    First, it’s satisfying to recognize something, like a bird, and to know something about it. Maybe this is just because knowledge is self-satisfying. Maybe it’s because life is satisfying, and identifying birds is a way to recognize forms of life outside the little bubble in which I usually confine myself.

    Speaking of bubbles, I was reminded that it’s rewarding to expand, or even to leave, the little bubble of me-world. Thinking outside the box is great, and stepping outside of it to try something new might be even better. I was a little intimidated to go bird-watching with several students who already knew a lot more than I did, but it was actually fun to test the waters outside my comfort zone.

    I was also reminded that birds are kind of beautiful. “My heart in hiding / stirred for a bird,” to quote the poet Gerard Manley Hopkins. Actually, a lot of my favorite literature employs birds in beautiful and symbolic roles. For example, in James Joyce’s “Portrait of the Artist as a Young Man,” a strange bird-girl provides a medium for divine inspiration. In William Butler Yeats’s poem “The Wild Swans at Coole,” a group of swans embody the poetic speaker’s musings on change and permanence, youth and age. In J. K. Rowling’s Harry Potter series, the snowy owl Hedwig’s appearance almost always conveys feelings of friendship, both in her loyalty to Harry and in the form of messages she delivers to and from other friends. My favorite novel—”A Wizard of Earthsea” by Ursula Le Guin—uses birds as balanced fusions of Jungian shadow and light. This novel also has wizards, so it’s not just cool because it’s Jungian.

    In sum, you might consider trying out a new club, or reading a poem about birds. Expand your bubble. Observe something you haven’t seen before. Find beauty somewhere. If bird-watching is where you want to start, contact Professor Scott Dransfield. If not, try something else. The sky’s the limit, and that’s not a bird joke.

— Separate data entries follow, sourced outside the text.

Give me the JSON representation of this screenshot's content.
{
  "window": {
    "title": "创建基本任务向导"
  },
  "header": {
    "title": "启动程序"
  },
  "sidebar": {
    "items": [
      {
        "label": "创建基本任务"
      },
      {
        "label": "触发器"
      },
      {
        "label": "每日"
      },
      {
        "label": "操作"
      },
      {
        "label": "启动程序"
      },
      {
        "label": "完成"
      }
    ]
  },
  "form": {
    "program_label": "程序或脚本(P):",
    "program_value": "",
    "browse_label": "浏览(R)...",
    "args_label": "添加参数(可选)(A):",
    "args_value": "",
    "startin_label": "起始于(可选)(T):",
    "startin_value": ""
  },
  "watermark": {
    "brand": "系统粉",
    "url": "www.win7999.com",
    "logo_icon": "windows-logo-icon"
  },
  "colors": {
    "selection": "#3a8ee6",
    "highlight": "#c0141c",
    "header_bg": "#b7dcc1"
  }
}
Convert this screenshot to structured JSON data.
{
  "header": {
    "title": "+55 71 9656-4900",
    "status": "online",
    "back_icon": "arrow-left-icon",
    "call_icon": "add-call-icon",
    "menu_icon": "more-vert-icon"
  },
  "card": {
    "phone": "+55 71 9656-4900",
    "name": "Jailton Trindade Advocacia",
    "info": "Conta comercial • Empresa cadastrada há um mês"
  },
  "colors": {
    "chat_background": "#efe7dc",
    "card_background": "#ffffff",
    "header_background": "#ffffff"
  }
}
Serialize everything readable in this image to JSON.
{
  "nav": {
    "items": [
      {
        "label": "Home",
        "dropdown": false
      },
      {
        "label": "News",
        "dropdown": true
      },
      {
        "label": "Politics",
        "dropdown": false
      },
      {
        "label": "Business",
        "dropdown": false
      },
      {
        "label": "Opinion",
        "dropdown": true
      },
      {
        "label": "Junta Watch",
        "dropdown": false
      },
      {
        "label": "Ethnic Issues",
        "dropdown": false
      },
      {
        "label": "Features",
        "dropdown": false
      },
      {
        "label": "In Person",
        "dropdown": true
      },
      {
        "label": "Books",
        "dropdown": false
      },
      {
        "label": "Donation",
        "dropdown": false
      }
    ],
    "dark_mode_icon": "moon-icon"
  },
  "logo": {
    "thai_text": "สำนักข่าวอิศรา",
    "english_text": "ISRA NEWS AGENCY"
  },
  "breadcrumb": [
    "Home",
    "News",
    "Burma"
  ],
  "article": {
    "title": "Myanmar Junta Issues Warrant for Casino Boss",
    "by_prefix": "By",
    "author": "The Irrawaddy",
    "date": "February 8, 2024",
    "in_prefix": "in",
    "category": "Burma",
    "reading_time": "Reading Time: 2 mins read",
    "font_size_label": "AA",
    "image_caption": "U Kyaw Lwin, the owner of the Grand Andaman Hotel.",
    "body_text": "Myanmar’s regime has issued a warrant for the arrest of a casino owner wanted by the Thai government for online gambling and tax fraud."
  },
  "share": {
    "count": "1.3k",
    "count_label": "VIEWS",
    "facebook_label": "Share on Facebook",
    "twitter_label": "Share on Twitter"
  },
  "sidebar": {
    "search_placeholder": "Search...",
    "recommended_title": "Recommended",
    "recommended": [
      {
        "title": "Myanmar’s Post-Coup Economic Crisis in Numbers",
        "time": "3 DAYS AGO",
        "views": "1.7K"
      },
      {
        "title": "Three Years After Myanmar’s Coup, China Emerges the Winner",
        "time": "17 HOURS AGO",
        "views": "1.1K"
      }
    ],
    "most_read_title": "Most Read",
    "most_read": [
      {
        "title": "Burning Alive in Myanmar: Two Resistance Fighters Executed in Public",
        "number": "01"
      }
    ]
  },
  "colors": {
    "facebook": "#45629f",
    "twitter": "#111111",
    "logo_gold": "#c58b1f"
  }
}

    (Post by Stephen Taylor ’15. Photos by Hannah King ’13.)

  5. The Fifth Annual Honor Ball

    February 7, 2016

    There’s some old saying about how a picture’s worth 1000 characters on Twitter, or something like that, so I’ll keep this short and refer you to the pictures.

    Last Saturday’s Honor Ball was a classy shindig: Lots of sharp suits, dresses, ties, dinner jackets and ornate hairdos; fancy dance cards; somewhere in the neighborhood of 12,000ish delicious cream puffs, which might be exaggerating; live music from Virginia Military Institute’s Commanders Jazz Band; an impromptu snowball fight near the end of the dance; snazzy black and white decorations; great company.

    If you missed the Honor Ball, you can do two good things. You can take a look at the photos. And you can make a point of coming next year.

    (Post by Stephen Taylor ‘15. Photos by Sarah Bench ‘19.)